__Exercise goal__
Find every line below with the string "PUBG" and pick it out.

Items from an interface collection
━━━━━━━━━━
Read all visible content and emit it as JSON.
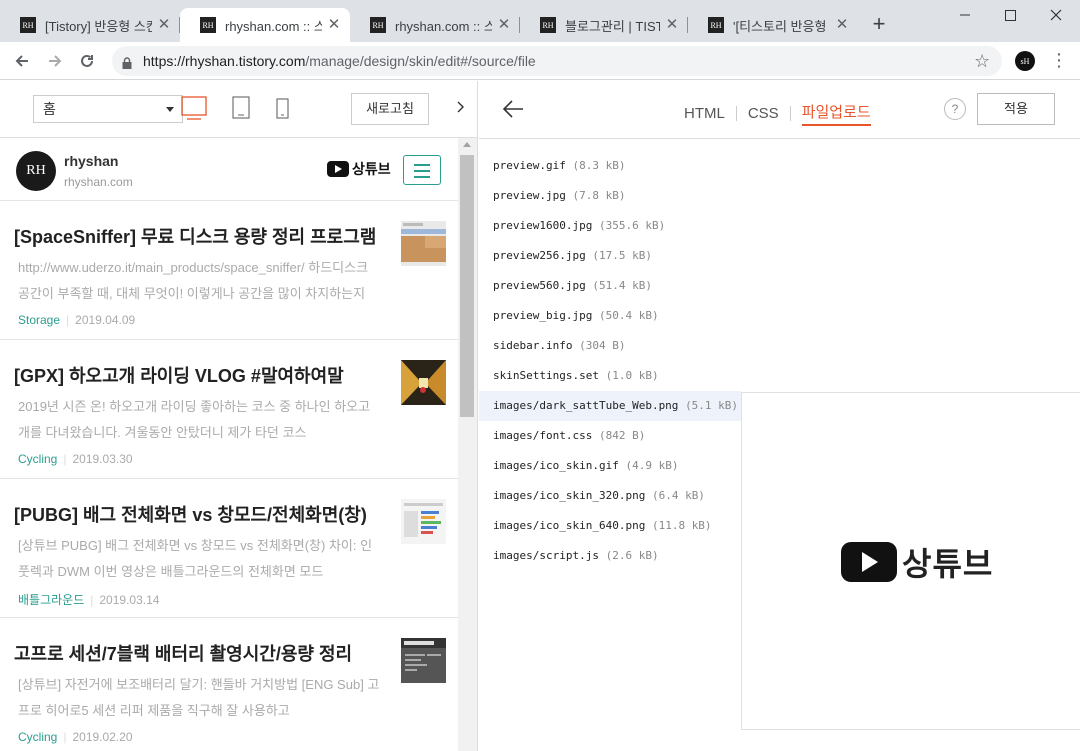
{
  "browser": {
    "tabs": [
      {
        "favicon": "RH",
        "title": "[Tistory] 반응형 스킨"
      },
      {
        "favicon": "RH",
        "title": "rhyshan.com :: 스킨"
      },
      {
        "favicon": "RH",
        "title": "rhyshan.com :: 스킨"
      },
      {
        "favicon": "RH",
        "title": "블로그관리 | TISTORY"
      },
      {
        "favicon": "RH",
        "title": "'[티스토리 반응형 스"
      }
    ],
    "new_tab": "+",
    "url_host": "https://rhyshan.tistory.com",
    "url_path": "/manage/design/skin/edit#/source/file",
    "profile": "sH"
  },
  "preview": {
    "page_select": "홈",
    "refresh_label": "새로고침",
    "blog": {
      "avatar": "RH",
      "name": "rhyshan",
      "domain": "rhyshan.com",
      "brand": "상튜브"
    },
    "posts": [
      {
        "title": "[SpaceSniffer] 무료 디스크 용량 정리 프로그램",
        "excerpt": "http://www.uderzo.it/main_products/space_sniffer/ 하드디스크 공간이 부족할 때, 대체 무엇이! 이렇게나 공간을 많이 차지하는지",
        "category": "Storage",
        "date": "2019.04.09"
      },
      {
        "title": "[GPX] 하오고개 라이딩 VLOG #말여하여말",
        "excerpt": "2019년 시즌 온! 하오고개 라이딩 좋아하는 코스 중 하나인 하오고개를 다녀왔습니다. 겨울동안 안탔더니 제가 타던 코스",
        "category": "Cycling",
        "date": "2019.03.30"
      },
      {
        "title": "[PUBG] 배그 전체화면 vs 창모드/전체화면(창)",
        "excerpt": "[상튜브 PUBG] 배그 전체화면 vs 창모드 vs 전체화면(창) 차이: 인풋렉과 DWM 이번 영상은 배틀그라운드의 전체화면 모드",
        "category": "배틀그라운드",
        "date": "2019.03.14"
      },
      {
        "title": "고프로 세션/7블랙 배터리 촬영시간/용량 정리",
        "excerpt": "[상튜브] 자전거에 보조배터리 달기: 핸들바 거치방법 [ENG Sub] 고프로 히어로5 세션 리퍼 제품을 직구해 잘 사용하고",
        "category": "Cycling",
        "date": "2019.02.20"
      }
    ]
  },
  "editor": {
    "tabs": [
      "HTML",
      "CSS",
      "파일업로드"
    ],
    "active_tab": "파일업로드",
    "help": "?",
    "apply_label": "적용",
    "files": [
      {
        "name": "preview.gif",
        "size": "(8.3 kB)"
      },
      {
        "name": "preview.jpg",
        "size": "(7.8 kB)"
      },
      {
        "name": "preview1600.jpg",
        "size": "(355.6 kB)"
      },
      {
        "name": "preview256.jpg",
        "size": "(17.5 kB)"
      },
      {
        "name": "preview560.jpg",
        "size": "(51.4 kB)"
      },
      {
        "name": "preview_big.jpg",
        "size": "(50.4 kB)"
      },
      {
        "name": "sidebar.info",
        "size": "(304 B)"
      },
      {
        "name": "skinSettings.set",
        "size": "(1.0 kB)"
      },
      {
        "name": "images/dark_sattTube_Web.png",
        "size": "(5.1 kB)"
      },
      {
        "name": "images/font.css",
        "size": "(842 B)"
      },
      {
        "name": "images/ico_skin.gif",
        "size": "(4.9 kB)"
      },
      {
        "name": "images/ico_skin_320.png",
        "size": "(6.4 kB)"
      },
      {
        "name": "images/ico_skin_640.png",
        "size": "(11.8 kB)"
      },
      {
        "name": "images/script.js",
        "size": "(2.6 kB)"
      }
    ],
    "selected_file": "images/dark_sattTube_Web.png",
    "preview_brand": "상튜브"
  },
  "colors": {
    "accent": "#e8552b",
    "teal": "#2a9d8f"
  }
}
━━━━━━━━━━
__Solution to the problem__
        "title": "[PUBG] 배그 전체화면 vs 창모드/전체화면(창)",
        "excerpt": "[상튜브 PUBG] 배그 전체화면 vs 창모드 vs 전체화면(창) 차이: 인풋렉과 DWM 이번 영상은 배틀그라운드의 전체화면 모드",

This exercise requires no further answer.